About this task:
Each line in the entries below that holds the word "label" belongs in the answer.

[Data items]

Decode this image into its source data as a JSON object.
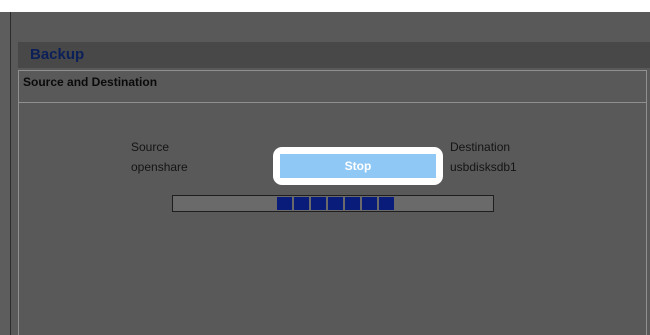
{
  "app": {
    "title": "Backup"
  },
  "section": {
    "title": "Source and Destination"
  },
  "source": {
    "label": "Source",
    "value": "openshare"
  },
  "destination": {
    "label": "Destination",
    "value": "usbdisksdb1"
  },
  "stop_button": {
    "label": "Stop"
  },
  "progress": {
    "style": "indeterminate-marquee",
    "segment_count": 7,
    "segment_color": "#0a1c7a"
  },
  "colors": {
    "title_text": "#0b1f59",
    "button_fill": "#8fc8f5",
    "overlay_background": "#5d5d5d"
  }
}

Task solution:
    "label": "Source",
    "label": "Destination",
    "label": "Stop"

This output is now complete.